§ PROBLEM REQUIREMENTS
Copy every line of the data that includes the string "gesperrt".

§ DATA PROVIDED
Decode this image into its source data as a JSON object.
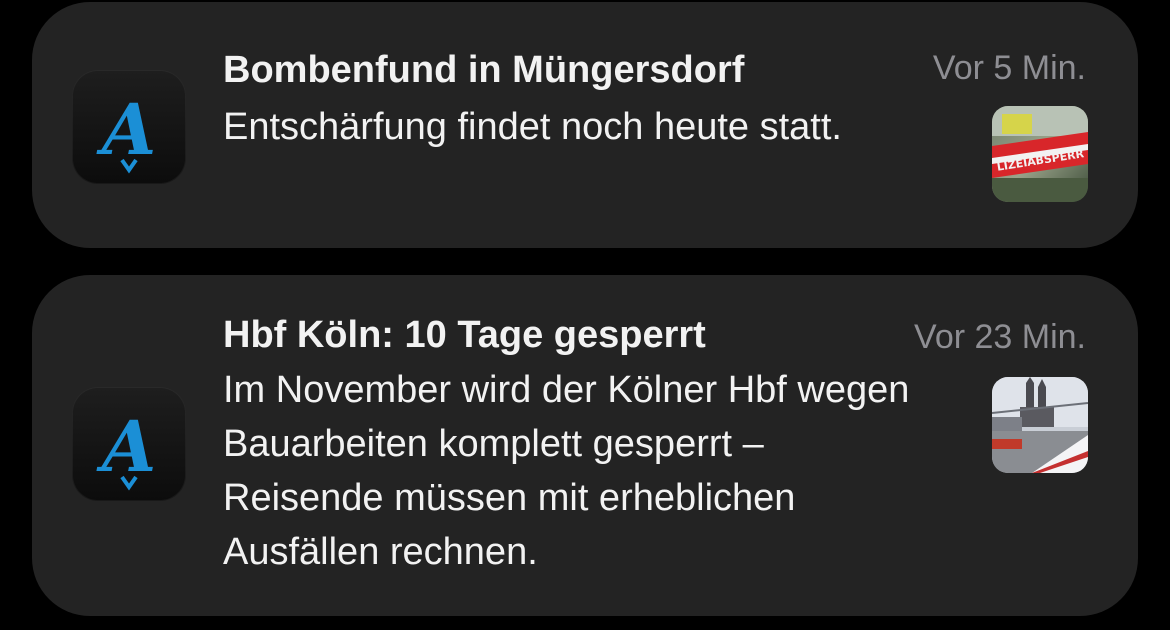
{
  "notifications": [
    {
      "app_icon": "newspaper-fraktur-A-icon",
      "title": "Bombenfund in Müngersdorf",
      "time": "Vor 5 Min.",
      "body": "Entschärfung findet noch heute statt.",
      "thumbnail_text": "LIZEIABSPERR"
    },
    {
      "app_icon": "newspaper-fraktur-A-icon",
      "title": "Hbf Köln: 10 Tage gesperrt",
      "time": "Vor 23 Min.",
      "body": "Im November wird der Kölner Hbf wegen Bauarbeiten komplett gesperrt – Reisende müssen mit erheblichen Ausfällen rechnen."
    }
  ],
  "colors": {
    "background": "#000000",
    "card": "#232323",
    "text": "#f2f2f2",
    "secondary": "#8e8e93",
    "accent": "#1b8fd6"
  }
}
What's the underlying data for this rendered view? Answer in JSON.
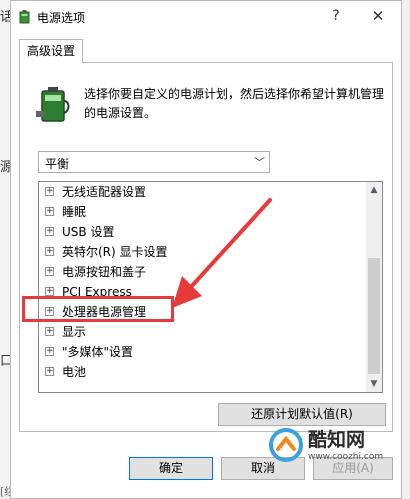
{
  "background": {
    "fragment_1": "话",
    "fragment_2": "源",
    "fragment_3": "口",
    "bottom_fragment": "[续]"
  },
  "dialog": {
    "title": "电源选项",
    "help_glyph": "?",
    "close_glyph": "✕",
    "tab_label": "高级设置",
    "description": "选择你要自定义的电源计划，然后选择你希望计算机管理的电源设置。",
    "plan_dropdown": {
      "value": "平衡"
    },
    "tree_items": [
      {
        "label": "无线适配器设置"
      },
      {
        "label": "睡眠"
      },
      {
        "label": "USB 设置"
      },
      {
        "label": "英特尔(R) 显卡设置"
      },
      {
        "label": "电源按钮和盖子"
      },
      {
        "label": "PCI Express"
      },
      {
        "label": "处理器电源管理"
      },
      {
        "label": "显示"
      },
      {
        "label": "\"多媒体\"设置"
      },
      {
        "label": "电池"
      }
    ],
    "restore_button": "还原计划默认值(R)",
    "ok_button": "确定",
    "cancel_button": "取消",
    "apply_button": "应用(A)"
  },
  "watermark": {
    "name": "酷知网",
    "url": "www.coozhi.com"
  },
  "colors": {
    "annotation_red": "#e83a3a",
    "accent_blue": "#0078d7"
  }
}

§ EXPECTED OUTPUT
      "title": "Hbf Köln: 10 Tage gesperrt",
      "body": "Im November wird der Kölner Hbf wegen Bauarbeiten komplett gesperrt – Reisende müssen mit erheblichen Ausfällen rechnen."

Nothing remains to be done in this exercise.